It’s a simple Newtonian equation: Tough-guy actions on one side mean that the other side will get tough, too. The American right loves to bash the 1994 Agreed Framework that the Clinton administration negotiated -- in direct talks -- with North Korea, and it seems clear that North Korea was violating it in crucial respects.

On the other hand, the framework accomplished some crucial goals, such as opening the country’s only plutonium reprocessing plant to inspections by the International Atomic Energy Agency. And more importantly, it wasn’t until December 2002, after President Bush named North Korea as a member of the “axis of evil” and took steps that led to the suspension of heavy-oil shipments to North Korea -- a violation by America of the Agreed Framework, but one that you’re less likely to read about in the American press -- that the North Koreans restarted their nuclear activities at its Yongbyon plant and kicked the IAEA inspectors out. The tat earned its tit.

A recipe for spreading nukes:

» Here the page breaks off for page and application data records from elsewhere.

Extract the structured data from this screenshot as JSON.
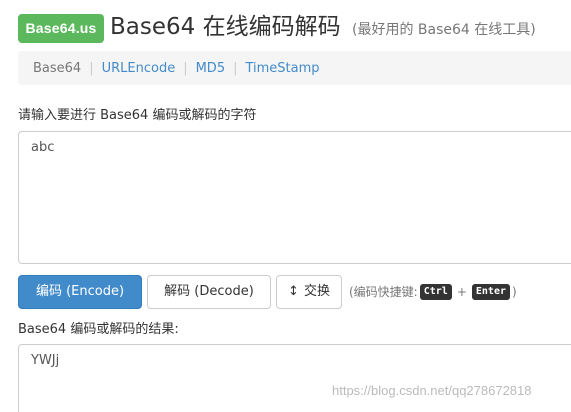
{
  "header": {
    "logo": "Base64.us",
    "title": "Base64 在线编码解码",
    "subtitle": "(最好用的 Base64 在线工具)"
  },
  "nav": {
    "items": [
      {
        "label": "Base64"
      },
      {
        "label": "URLEncode"
      },
      {
        "label": "MD5"
      },
      {
        "label": "TimeStamp"
      }
    ],
    "separator": "|"
  },
  "input": {
    "label": "请输入要进行 Base64 编码或解码的字符",
    "value": "abc"
  },
  "actions": {
    "encode_label": "编码 (Encode)",
    "decode_label": "解码 (Decode)",
    "swap_label": "交换",
    "swap_icon": "↕",
    "shortcut_prefix": "(编码快捷键:",
    "shortcut_key1": "Ctrl",
    "shortcut_plus": "+",
    "shortcut_key2": "Enter",
    "shortcut_suffix": ")"
  },
  "output": {
    "label": "Base64 编码或解码的结果:",
    "value": "YWJj"
  },
  "watermark": "https://blog.csdn.net/qq278672818",
  "colors": {
    "logo_bg": "#5cb85c",
    "primary_button": "#428bca",
    "link": "#428bca",
    "nav_bg": "#f5f5f5"
  }
}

Since late last year, however, America's nuclear labs have been instructed to design a new line of heavier nuclear warheads that would be more rugged and long-lasting than those now available. For now, the program is limited to design, not construction and testing. But once the designs are complete, the pressure to test the bombs is sure to mount. After that will probably come calls to spend trillions of dollars for new missiles to carry these heavier nuclear warheads.
This program sends a clear message to the rest of the world: Now that the superpower arms race has ended, Washington sees nuclear weapons as an important part of its military strategy against small and midsize states. It should be no surprise if those nations conclude that they must develop nuclear weapons of their own.

I was a little girl when the Cuban missile crisis occurred, and believe me, if you lived in Florida in a town with both an Air Force base and a Naval mine defense lab and within 100 miles of Pensacola Naval Air Base and Eglin AFB, you took the threat of nuclear weapons seriously. Some of my little friends were frightened to death. But back then, it was the Soviets who were threatening the security of the world. Now it's the USA. WHEN ARE AMERICANS GOING TO GET WISE TO THE FACT that this administration is a greater danger to our safety than the terrorists?